REQUIREMENT
Find the word "time" in the data below and copy each line that holds it.

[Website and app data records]

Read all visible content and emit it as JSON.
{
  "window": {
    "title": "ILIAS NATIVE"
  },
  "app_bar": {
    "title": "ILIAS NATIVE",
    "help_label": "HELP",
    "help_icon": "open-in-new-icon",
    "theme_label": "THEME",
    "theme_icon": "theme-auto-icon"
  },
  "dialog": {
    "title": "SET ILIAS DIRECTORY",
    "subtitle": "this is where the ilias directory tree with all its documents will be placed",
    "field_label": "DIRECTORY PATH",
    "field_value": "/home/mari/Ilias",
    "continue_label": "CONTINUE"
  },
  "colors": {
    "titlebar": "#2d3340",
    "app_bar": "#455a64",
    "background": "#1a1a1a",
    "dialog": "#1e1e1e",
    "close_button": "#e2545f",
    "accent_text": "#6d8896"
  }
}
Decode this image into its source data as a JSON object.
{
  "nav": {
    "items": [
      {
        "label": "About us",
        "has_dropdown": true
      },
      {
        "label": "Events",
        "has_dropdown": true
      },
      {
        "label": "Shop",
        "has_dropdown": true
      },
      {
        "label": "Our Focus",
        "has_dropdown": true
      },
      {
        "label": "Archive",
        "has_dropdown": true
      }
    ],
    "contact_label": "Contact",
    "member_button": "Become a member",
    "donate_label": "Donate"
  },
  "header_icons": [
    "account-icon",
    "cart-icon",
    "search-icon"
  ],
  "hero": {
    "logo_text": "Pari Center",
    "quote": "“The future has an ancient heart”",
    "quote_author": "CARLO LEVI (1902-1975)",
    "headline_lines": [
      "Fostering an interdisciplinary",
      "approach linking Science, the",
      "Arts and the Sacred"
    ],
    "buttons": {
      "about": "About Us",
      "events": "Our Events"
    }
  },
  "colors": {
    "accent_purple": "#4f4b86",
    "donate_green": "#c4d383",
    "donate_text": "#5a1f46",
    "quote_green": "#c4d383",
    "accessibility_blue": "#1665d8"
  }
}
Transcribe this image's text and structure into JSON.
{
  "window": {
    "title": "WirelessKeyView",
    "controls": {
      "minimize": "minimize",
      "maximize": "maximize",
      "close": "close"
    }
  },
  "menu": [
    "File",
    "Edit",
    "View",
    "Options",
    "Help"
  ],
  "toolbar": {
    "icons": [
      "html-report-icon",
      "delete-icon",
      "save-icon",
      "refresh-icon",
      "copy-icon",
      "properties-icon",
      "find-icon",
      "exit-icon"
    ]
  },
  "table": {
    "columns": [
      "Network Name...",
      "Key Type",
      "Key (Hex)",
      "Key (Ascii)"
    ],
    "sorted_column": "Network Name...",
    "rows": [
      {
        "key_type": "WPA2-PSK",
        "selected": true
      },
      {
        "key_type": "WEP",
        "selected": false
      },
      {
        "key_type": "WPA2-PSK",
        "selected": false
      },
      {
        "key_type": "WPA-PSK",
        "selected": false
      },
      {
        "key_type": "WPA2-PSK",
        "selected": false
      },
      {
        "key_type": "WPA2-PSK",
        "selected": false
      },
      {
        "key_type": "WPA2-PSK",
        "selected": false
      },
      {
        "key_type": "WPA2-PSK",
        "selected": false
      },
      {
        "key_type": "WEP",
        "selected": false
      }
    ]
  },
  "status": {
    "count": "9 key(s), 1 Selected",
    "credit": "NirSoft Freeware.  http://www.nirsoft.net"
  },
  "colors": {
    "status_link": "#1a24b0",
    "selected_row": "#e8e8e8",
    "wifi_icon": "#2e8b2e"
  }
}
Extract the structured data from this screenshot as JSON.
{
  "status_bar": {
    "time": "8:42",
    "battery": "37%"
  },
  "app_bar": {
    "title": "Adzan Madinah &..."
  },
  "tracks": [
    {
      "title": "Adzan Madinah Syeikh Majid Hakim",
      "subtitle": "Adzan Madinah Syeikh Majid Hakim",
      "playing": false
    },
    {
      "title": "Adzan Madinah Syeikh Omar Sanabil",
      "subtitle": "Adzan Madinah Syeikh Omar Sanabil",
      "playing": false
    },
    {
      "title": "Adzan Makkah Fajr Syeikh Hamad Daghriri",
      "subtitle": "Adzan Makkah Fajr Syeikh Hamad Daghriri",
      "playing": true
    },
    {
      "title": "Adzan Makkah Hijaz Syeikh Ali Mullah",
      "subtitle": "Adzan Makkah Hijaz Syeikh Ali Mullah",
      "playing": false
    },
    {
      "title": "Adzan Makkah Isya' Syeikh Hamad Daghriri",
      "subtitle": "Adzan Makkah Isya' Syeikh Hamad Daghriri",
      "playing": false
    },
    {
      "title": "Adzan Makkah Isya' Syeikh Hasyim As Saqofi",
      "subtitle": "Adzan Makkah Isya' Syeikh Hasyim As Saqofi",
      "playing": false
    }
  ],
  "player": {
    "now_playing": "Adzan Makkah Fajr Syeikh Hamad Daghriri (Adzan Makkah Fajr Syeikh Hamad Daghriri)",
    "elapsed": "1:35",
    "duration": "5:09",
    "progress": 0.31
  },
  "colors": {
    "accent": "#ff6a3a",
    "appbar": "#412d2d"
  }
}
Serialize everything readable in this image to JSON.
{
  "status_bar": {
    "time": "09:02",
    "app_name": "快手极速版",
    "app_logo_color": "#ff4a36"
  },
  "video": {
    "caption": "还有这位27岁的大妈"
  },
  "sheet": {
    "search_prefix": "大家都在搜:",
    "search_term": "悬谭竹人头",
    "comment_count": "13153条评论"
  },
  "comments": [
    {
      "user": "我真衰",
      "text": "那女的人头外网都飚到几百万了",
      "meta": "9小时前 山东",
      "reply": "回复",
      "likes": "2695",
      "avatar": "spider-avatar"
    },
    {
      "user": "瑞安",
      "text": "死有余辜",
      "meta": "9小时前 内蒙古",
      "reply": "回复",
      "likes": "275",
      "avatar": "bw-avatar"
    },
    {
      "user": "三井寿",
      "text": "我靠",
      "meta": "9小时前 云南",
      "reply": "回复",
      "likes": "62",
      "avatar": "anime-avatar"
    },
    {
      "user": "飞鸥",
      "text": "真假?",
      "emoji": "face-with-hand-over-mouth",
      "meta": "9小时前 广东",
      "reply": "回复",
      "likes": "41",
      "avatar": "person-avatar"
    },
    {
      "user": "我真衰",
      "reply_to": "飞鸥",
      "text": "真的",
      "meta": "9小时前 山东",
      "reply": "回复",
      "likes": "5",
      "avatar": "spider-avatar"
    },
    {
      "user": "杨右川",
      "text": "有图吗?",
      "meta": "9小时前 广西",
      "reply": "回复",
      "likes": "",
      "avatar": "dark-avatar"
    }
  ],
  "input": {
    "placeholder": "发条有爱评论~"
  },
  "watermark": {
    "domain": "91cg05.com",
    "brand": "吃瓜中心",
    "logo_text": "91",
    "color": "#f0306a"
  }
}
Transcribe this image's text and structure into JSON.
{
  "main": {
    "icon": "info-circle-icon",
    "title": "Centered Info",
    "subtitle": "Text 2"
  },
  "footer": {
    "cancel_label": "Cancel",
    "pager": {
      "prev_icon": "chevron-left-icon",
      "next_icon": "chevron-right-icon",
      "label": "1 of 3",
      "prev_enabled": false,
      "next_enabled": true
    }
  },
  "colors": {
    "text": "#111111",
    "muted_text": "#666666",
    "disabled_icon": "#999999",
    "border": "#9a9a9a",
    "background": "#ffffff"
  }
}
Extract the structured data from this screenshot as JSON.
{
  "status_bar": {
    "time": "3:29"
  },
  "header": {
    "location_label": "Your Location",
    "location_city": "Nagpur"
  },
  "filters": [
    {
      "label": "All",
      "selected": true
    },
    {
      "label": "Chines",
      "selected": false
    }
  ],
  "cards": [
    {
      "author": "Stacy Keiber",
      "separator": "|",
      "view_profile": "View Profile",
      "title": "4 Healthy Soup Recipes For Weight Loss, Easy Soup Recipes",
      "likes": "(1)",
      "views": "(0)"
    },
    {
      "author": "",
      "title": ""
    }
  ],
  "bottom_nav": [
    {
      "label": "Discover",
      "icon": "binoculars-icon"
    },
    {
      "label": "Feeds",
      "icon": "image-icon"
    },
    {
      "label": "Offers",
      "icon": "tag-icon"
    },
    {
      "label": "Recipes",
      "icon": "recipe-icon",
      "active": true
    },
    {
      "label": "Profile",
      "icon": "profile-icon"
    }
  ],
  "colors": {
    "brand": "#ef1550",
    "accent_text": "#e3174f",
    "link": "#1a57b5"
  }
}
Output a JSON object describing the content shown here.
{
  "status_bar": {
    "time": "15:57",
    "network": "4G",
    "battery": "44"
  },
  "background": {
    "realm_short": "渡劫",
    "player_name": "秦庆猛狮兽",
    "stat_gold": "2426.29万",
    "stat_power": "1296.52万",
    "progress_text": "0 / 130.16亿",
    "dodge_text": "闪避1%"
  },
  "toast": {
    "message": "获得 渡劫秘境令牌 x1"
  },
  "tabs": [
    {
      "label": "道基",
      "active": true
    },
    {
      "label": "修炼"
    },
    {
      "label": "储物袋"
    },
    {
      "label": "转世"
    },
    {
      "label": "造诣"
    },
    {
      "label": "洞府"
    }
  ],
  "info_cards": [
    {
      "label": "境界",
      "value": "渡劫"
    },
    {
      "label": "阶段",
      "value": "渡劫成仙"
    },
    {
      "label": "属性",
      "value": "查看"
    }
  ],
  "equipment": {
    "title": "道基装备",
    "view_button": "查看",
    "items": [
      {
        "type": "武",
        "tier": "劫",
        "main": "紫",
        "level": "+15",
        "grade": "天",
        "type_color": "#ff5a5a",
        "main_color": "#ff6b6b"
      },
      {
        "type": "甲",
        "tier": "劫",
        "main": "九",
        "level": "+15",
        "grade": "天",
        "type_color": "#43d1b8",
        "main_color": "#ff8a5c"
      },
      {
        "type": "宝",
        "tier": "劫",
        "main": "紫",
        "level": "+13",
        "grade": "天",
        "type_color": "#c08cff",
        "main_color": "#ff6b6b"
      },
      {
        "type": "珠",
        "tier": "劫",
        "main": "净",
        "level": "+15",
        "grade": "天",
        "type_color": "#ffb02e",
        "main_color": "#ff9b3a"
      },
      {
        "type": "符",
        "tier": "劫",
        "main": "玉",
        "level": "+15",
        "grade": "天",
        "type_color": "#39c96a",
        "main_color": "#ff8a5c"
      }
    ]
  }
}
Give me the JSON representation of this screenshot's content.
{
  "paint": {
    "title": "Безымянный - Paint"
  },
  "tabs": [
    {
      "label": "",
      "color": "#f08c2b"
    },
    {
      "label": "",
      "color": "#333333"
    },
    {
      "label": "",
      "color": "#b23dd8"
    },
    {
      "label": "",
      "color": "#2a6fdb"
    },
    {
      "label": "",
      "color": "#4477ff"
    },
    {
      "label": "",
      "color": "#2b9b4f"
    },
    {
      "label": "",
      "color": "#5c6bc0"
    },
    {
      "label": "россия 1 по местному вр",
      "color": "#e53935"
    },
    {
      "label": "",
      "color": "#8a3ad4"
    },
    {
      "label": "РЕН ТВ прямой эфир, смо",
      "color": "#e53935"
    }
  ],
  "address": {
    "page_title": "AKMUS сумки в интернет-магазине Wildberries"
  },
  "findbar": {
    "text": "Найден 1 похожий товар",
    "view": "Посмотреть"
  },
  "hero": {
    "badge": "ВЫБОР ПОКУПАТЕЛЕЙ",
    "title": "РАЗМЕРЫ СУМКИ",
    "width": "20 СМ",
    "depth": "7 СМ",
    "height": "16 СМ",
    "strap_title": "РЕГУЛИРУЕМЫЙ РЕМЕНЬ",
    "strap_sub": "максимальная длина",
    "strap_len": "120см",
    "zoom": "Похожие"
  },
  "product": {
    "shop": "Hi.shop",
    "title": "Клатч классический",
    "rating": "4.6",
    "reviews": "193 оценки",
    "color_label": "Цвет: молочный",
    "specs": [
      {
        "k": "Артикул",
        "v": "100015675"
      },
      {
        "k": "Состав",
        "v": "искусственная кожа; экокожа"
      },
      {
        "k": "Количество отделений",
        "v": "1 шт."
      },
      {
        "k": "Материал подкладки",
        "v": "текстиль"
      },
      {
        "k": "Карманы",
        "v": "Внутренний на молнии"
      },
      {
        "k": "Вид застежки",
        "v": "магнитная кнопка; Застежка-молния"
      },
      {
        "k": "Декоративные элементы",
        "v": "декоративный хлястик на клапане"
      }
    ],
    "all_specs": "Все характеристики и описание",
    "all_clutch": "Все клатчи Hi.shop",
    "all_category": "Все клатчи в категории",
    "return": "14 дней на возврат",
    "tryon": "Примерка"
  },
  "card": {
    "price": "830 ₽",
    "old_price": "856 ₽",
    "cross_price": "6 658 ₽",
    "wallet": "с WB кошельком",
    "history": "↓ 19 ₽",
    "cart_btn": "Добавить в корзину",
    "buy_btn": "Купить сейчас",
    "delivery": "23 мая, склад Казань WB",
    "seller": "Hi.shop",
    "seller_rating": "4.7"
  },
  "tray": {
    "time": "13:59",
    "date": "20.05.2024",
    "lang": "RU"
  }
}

ANSWER BELOW
    "time": "8:42",
    "time": "09:02",
    "time": "3:29"
    "time": "15:57",
    "time": "13:59",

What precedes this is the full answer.